Old 10-02-2012, 07:35 PM   #9
fork
Recipes 
 
Mar 2008
Posts: 120
Liked 8 Times on 7 Posts


Using two ssrs would be safer, without switching off both lines there is still hit voltage at the wire. You can accomplish this with a switch rated for 240 on the second leg. I think you measure voktage at ssrs when they are off because of leakage. I'm not sure but i think you can measure voltage but no appreciabke current will flow.

 
Reply With Quote
Old 10-02-2012, 07:42 PM   #10
thargrav
Registered User
Recipes 
 
Dec 2009
Huntsville, Alabama
Posts: 821
Liked 38 Times on 35 Posts


Relying on the SSRs for safety is dangerous. Using a disconnect or some type of switch ahead of the SSRs is the only way to guarantee safety.

 
Reply With Quote


Reply
Thread Tools


Similar Threads
Thread Thread Starter Forum Replies Last Post
Are These The Correct Items For My Heating Element LiquidFlame Electric Brewing 6 09-27-2012 01:30 AM
Wiring the Lights, is my simple diagram correct?
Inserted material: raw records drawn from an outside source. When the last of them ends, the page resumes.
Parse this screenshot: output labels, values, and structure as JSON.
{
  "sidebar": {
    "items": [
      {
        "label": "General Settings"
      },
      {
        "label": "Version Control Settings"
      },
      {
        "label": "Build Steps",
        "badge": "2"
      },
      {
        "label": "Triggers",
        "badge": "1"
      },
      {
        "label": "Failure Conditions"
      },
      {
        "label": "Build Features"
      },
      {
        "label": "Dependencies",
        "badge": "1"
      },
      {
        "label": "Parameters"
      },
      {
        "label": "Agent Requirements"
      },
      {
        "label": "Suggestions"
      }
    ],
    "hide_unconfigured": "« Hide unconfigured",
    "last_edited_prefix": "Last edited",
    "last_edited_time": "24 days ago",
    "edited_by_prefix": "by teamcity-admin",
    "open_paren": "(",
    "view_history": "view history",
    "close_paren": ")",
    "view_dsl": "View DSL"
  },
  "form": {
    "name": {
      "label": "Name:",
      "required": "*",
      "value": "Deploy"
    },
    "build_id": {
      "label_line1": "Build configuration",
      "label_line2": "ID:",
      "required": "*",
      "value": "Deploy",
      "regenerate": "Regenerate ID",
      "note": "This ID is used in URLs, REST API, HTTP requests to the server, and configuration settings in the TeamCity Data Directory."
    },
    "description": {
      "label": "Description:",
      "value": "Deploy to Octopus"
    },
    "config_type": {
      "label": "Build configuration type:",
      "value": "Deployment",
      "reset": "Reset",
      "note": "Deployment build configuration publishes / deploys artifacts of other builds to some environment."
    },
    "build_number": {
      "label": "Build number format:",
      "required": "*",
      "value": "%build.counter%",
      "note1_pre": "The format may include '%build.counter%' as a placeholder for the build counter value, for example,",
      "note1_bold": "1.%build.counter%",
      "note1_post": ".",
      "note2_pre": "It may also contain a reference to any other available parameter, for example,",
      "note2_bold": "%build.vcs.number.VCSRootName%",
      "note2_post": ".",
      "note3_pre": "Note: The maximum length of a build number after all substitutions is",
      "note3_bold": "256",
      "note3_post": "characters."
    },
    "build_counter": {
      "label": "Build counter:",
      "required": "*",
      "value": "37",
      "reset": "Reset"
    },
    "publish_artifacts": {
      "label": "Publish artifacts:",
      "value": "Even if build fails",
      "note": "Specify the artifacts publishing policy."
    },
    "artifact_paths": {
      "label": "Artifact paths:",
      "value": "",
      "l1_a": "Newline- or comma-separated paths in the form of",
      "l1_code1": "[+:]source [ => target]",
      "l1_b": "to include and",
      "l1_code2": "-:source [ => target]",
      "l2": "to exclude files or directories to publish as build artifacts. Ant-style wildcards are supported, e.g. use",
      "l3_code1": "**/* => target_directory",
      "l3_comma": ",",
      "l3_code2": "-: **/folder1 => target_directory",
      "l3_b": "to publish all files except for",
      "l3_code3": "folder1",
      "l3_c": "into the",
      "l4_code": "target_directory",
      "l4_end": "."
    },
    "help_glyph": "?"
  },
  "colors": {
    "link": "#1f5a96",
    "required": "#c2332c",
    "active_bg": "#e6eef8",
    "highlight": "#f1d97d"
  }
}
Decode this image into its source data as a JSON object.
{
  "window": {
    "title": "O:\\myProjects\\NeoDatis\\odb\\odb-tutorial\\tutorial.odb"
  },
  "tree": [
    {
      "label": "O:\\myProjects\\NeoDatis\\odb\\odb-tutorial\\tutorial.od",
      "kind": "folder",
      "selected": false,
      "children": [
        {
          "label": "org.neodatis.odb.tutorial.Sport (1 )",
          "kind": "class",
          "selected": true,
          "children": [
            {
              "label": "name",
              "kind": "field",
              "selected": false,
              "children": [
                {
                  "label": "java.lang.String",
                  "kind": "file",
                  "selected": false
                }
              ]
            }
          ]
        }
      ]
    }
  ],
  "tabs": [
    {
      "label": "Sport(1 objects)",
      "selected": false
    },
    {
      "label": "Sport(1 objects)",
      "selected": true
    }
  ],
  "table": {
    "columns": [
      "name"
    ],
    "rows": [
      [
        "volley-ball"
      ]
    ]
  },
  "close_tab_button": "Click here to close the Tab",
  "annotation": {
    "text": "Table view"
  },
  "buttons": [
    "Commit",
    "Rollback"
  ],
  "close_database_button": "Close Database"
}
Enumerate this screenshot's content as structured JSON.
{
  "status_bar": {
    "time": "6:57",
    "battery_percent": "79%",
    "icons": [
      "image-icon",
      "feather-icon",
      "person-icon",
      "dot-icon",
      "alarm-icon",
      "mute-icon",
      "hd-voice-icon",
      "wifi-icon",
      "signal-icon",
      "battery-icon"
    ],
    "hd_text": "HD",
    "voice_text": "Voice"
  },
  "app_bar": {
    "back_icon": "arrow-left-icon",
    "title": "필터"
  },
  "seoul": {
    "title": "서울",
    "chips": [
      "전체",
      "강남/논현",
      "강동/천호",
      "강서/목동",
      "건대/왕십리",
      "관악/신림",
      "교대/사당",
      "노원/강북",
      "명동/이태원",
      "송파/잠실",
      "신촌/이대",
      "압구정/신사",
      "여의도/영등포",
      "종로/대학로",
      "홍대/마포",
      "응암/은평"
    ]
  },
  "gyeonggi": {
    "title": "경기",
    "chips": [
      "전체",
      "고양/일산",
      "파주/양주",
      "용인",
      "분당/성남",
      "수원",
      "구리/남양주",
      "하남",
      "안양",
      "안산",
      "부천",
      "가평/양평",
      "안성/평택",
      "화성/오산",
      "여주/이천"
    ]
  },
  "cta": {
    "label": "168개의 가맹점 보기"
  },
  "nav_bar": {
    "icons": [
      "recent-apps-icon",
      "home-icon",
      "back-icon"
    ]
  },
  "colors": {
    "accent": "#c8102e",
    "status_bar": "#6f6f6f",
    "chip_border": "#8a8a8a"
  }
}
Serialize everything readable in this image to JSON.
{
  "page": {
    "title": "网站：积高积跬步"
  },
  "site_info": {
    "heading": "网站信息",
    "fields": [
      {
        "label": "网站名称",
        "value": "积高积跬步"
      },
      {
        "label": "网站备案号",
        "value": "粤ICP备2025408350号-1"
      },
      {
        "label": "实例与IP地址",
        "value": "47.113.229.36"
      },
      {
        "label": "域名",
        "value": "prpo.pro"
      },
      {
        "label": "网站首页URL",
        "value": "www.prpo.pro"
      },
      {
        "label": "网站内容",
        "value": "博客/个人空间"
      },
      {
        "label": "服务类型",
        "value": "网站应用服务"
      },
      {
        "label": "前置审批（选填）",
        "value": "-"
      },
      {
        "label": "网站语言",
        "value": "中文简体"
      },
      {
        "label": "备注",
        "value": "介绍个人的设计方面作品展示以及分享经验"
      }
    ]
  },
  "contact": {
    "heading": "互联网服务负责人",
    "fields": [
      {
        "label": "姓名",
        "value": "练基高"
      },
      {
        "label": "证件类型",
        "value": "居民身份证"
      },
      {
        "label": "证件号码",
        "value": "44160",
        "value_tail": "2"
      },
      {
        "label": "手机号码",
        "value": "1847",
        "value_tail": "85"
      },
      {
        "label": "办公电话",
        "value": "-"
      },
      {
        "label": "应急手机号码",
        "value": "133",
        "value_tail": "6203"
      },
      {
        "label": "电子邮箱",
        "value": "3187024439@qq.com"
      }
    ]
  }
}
MDF99 Electric Brewing 2 09-16-2012 01:55 PM
Correct power requirements for step mashing Bensiff Electric Brewing 17 12-10-2011 04:22 PM
Correct power requirements to boil BadWolfBrewing Electric Brewing 17 11-04-2011 07:17 PM
Economical and correct receptacles-plugs for 240V 50A clearwaterbrewer Electric Brewing 33 03-03-2011 02:55 PM


Forum Jump